> Required work
All records are to be restated exactly, each line as it reads.

> Provided records
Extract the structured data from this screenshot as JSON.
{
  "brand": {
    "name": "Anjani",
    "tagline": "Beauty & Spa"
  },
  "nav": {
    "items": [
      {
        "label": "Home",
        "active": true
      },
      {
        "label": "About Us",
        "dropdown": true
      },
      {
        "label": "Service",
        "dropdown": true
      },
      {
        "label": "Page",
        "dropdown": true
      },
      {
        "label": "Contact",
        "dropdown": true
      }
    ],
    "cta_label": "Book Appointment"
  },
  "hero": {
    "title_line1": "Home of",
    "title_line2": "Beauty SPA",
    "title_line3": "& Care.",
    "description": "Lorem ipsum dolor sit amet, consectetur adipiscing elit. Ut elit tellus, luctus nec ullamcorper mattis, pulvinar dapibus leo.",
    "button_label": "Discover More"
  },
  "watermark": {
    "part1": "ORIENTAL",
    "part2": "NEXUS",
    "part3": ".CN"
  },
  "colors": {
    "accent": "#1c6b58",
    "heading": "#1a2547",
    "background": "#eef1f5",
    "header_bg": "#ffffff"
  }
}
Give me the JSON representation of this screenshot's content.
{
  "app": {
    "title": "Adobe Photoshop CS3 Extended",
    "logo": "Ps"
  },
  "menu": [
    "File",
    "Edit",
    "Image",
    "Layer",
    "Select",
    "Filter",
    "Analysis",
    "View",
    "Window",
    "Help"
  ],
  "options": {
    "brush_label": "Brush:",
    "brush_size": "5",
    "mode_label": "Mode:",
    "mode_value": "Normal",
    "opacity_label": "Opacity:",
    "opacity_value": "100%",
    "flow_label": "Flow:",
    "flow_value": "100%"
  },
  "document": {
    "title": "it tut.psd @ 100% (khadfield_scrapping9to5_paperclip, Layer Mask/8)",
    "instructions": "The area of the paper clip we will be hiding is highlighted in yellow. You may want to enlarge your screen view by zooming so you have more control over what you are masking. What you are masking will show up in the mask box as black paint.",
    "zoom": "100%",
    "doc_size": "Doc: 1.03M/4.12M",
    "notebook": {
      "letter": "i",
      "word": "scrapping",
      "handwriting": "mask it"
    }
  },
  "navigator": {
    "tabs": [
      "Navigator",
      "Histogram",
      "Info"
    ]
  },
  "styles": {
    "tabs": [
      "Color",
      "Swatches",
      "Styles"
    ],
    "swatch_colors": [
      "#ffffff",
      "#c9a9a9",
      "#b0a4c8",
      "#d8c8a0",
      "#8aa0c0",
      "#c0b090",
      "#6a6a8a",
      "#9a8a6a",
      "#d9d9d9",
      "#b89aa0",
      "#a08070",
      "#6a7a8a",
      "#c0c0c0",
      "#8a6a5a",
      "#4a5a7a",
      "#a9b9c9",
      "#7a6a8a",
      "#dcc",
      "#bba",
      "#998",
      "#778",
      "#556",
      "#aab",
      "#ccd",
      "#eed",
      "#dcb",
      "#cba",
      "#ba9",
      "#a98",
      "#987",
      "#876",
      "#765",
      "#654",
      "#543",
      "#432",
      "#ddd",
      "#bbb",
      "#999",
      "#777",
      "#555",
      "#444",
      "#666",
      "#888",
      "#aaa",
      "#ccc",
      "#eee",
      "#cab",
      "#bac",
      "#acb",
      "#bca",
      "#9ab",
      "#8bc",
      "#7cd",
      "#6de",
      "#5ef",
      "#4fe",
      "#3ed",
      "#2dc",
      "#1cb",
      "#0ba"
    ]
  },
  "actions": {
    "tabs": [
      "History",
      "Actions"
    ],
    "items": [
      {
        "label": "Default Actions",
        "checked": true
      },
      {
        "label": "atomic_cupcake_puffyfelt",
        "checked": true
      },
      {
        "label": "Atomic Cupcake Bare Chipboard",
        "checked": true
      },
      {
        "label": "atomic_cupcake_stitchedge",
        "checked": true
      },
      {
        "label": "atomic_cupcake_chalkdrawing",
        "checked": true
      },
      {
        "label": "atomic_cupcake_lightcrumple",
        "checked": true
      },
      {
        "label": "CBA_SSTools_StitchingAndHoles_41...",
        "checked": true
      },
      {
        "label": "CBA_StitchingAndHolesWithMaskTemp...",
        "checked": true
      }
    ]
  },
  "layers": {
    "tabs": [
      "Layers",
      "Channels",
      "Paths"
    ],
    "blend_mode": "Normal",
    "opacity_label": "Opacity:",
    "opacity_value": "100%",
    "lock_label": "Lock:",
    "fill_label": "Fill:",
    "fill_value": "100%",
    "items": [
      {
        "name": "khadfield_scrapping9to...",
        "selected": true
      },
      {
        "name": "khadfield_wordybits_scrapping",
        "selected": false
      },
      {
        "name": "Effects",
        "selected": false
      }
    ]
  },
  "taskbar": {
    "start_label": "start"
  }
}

> Response to this exercise
Extract the structured data from this screenshot as JSON.
{
  "brand": {
    "name": "Anjani",
    "tagline": "Beauty & Spa"
  },
  "nav": {
    "items": [
      {
        "label": "Home",
        "active": true
      },
      {
        "label": "About Us",
        "dropdown": true
      },
      {
        "label": "Service",
        "dropdown": true
      },
      {
        "label": "Page",
        "dropdown": true
      },
      {
        "label": "Contact",
        "dropdown": true
      }
    ],
    "cta_label": "Book Appointment"
  },
  "hero": {
    "title_line1": "Home of",
    "title_line2": "Beauty SPA",
    "title_line3": "& Care.",
    "description": "Lorem ipsum dolor sit amet, consectetur adipiscing elit. Ut elit tellus, luctus nec ullamcorper mattis, pulvinar dapibus leo.",
    "button_label": "Discover More"
  },
  "watermark": {
    "part1": "ORIENTAL",
    "part2": "NEXUS",
    "part3": ".CN"
  },
  "colors": {
    "accent": "#1c6b58",
    "heading": "#1a2547",
    "background": "#eef1f5",
    "header_bg": "#ffffff"
  }
}
Give me the JSON representation of this screenshot's content.
{
  "app": {
    "title": "Adobe Photoshop CS3 Extended",
    "logo": "Ps"
  },
  "menu": [
    "File",
    "Edit",
    "Image",
    "Layer",
    "Select",
    "Filter",
    "Analysis",
    "View",
    "Window",
    "Help"
  ],
  "options": {
    "brush_label": "Brush:",
    "brush_size": "5",
    "mode_label": "Mode:",
    "mode_value": "Normal",
    "opacity_label": "Opacity:",
    "opacity_value": "100%",
    "flow_label": "Flow:",
    "flow_value": "100%"
  },
  "document": {
    "title": "it tut.psd @ 100% (khadfield_scrapping9to5_paperclip, Layer Mask/8)",
    "instructions": "The area of the paper clip we will be hiding is highlighted in yellow. You may want to enlarge your screen view by zooming so you have more control over what you are masking. What you are masking will show up in the mask box as black paint.",
    "zoom": "100%",
    "doc_size": "Doc: 1.03M/4.12M",
    "notebook": {
      "letter": "i",
      "word": "scrapping",
      "handwriting": "mask it"
    }
  },
  "navigator": {
    "tabs": [
      "Navigator",
      "Histogram",
      "Info"
    ]
  },
  "styles": {
    "tabs": [
      "Color",
      "Swatches",
      "Styles"
    ],
    "swatch_colors": [
      "#ffffff",
      "#c9a9a9",
      "#b0a4c8",
      "#d8c8a0",
      "#8aa0c0",
      "#c0b090",
      "#6a6a8a",
      "#9a8a6a",
      "#d9d9d9",
      "#b89aa0",
      "#a08070",
      "#6a7a8a",
      "#c0c0c0",
      "#8a6a5a",
      "#4a5a7a",
      "#a9b9c9",
      "#7a6a8a",
      "#dcc",
      "#bba",
      "#998",
      "#778",
      "#556",
      "#aab",
      "#ccd",
      "#eed",
      "#dcb",
      "#cba",
      "#ba9",
      "#a98",
      "#987",
      "#876",
      "#765",
      "#654",
      "#543",
      "#432",
      "#ddd",
      "#bbb",
      "#999",
      "#777",
      "#555",
      "#444",
      "#666",
      "#888",
      "#aaa",
      "#ccc",
      "#eee",
      "#cab",
      "#bac",
      "#acb",
      "#bca",
      "#9ab",
      "#8bc",
      "#7cd",
      "#6de",
      "#5ef",
      "#4fe",
      "#3ed",
      "#2dc",
      "#1cb",
      "#0ba"
    ]
  },
  "actions": {
    "tabs": [
      "History",
      "Actions"
    ],
    "items": [
      {
        "label": "Default Actions",
        "checked": true
      },
      {
        "label": "atomic_cupcake_puffyfelt",
        "checked": true
      },
      {
        "label": "Atomic Cupcake Bare Chipboard",
        "checked": true
      },
      {
        "label": "atomic_cupcake_stitchedge",
        "checked": true
      },
      {
        "label": "atomic_cupcake_chalkdrawing",
        "checked": true
      },
      {
        "label": "atomic_cupcake_lightcrumple",
        "checked": true
      },
      {
        "label": "CBA_SSTools_StitchingAndHoles_41...",
        "checked": true
      },
      {
        "label": "CBA_StitchingAndHolesWithMaskTemp...",
        "checked": true
      }
    ]
  },
  "layers": {
    "tabs": [
      "Layers",
      "Channels",
      "Paths"
    ],
    "blend_mode": "Normal",
    "opacity_label": "Opacity:",
    "opacity_value": "100%",
    "lock_label": "Lock:",
    "fill_label": "Fill:",
    "fill_value": "100%",
    "items": [
      {
        "name": "khadfield_scrapping9to...",
        "selected": true
      },
      {
        "name": "khadfield_wordybits_scrapping",
        "selected": false
      },
      {
        "name": "Effects",
        "selected": false
      }
    ]
  },
  "taskbar": {
    "start_label": "start"
  }
}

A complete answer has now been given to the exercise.